Given that over 80 per cent of respondents in the report claim to use their Ipads for web browsing and almost 50 per cent for viewing video, areas in which Flash is particularly pervasive, it’s not surprising that users find lack of support for the format annoying.

Those who have shelled out big bucks to get their hands on an Ipad may complain about the situation, but given Jobs’ very public spat with Adobe it’s highly unlikely that Adobe will ever see Flash support in the Iphone OS. After Jobs made a number of accusations and false claims about the software, it was revealed why he is so fervently against Adobe’s product when plans for Apple’s own Cocoa fuelled web were outed.

Few would argue that Adobe and its products are open, but given that so many aspects of the web currently depend on it, simply blocking it will, as this report shows, only leave users aggrieved.

Adobe, realising that its relationship with Apple has hit the buffers, decided to cosy up to Google and its open source Android operating system, meaning those who want to enjoy all that the web has to offer can do so by purchasing a device running Android.

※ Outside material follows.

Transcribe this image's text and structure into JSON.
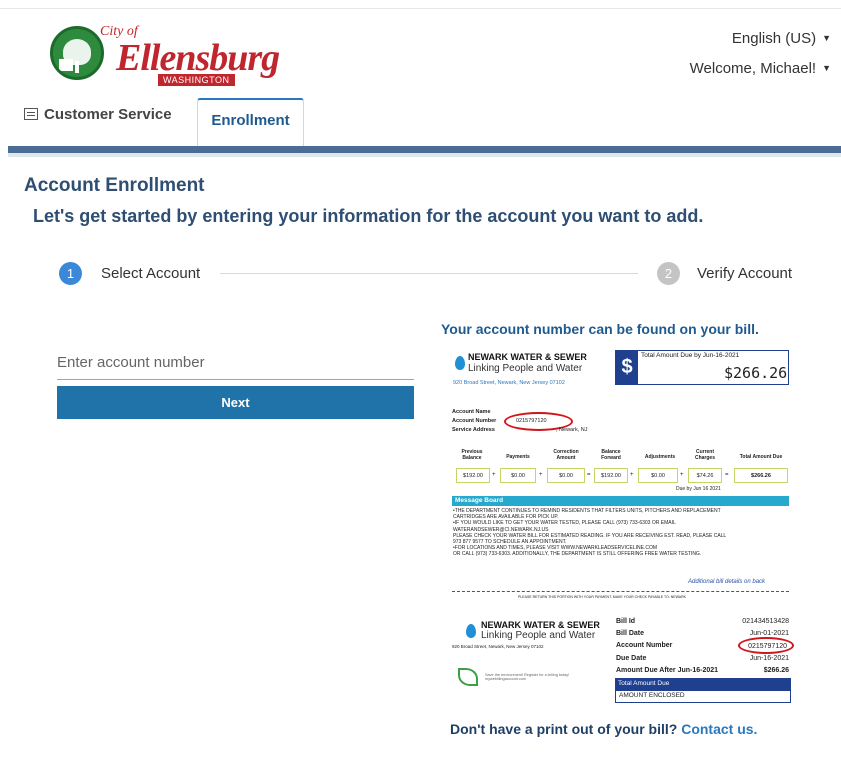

The report also dismisses Jobs’ ridiculous claim that the Ipad is a “revolutionary device” by asking users what they do with the shiny toy. Aside from web browsing and watching videos, checking email, playing games and listening to music were all popular Ipad activities, just as they are on netbooks and even the firm’s Iphones and Macbooks.

As Jobs’ Mob decides whether or not to deride this report, it cannot hide from the fact that the road its dear leader has decided to take it down might lead to alienating a significant percentage of its customers.

The fruit themed toymaker is launching the Ipad on May 28 or June 7 depending on which date you believe. That is also the same time that Google is set to release Android 2.2, which features multi-tasking and Adobe’s Flash 10.1, both of which are features absent from Apple’s oversized Iphone without a phone.

Source: the inquirer

Adobe admits defeat to iPhone/iPad

It doesn’t come as much of a surprise, but Adobe have finally given up all hope for the iPhone/iPod and iPad devices, after being “banned” by Apple.

Recently, Apple changed their developer agreement, prohibiting the use of third party tools to construct iPhone applications (including the heavily invested CS5 iPhone Exporter).

Apple have reason not to include Flash on their devices because it’s now said to be almost obsolete, with the rise of HTML5 to allow video/audio and animation: a feature which is heavily supported in Mobile Safari.

Adobe have said: “We will still be shipping the ability to target the iPhone and iPad in Flash CS5. However, we are not currently planning any additional investments in that feature.”, instead they will focus their attention on the competing smart phone, Google Android.

Adobe fears business loss due to iPhone/iPad

It’s a well known fact that Apple and Adobe do not get on with each other, probably due to the fact that the introduction of Flash support for the iPhone/iPod/iPad will severely effect sales of games within the App Store (we all know plenty of websites which offer free flash games).

A recent report filed by Adobe mentions that the restrictions placed on the company states that it’s making it increasingly difficult for Adobe to survive, since customers are persuaded to use alternative technologies (HTML5?).

Mac Rumours mention that the filing comes just one day After the release of the iPhone OS 4.0 developer preview, which has a modified licensing agreement that prohibits the use of Adobe Flash Professional CS5 features (which allows Flash developers to export flash content to native iPhone format.